Audio Transfer Review: The DD 5.1 track features plenty of surround action, with music, ambient sounds, gunfire and explosions monopolizing the rear speakers with pleasing regularity. The atmospheric effects shine, but dialogue reproduction is surprisingly weak, with conversations muddled and at times unintelligible. I couldn't discern whether the problem was with the audio or the actors (all of whom could benefit from an elocution course), but the issue only added to my frustration with the film.
The Dolby Pro Logic track lacks the oomph of 5.1, but still offers a warm surround feel with good clarity.
Audio Transfer Grade: B-
Disc ExtrasStatic menu with music
Scene Access with 26 cues and remote access
Subtitles/Captions in English with remote access
1 Original Trailer(s)
2 Other Trailer(s) featuring Run Ronnie Run, Highwayman
7 Deleted Scenes
Packaging: generic plastic keepcase
Extras Review: Seven deleted scenes (without commentary) comprise the bulk of the extras. None are essential, although the final selection is especially titillating. The lack of a branching option, however, prohibits their insertion into the film. A weblink provides a rather circuitous route to the film's online site—a trip only diehard fans need make. For those who persevere, cast and crew bios, photos, video clips, interviews and a few downloads await.
Extras Grade: C

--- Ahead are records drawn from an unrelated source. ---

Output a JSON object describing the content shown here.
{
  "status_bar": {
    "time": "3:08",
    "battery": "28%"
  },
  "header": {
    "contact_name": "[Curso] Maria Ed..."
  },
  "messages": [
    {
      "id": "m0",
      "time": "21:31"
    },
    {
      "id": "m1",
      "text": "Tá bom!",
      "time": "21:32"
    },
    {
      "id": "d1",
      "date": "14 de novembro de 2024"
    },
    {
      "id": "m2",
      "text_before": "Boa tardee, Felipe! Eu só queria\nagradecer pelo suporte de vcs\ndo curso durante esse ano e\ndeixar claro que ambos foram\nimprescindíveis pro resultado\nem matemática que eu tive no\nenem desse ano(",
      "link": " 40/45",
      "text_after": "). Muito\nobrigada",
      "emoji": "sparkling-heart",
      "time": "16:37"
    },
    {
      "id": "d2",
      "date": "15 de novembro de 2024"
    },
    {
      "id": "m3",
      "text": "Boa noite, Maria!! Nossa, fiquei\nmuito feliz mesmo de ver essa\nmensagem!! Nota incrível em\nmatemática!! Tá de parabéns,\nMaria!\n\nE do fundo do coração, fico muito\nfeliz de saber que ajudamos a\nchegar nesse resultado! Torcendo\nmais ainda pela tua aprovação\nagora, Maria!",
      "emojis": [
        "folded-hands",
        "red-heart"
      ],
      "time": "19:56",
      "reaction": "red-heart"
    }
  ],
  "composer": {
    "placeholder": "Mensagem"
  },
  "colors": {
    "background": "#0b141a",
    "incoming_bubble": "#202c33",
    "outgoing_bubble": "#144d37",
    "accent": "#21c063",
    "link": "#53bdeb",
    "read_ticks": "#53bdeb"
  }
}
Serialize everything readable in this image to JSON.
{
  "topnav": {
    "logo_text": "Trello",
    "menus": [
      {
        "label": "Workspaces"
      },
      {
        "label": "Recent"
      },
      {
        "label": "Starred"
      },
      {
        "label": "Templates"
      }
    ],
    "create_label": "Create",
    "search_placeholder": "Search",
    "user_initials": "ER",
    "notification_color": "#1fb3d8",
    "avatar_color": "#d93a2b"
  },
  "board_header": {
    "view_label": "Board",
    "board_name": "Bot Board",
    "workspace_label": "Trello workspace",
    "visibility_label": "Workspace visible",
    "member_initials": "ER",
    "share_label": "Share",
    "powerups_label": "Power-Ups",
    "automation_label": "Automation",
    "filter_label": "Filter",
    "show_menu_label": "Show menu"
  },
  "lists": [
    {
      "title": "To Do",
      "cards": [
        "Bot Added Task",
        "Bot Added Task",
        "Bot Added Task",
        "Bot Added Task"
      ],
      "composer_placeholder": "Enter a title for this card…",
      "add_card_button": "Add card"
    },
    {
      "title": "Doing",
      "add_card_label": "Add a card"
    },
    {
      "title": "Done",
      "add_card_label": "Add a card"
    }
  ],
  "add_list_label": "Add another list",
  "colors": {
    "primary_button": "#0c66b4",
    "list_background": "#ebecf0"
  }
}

Final CommentsA disappointing follow-up to Vin Diesel's previous blockbusters, A Man Apart relies too heavily on star power and neglects the core elements of story, character and style that distinguish similar films. Diesel's a beefy guy, but the dead weight of A Man Apart is too much for even his broad shoulders.
David Krauss 2003-09-16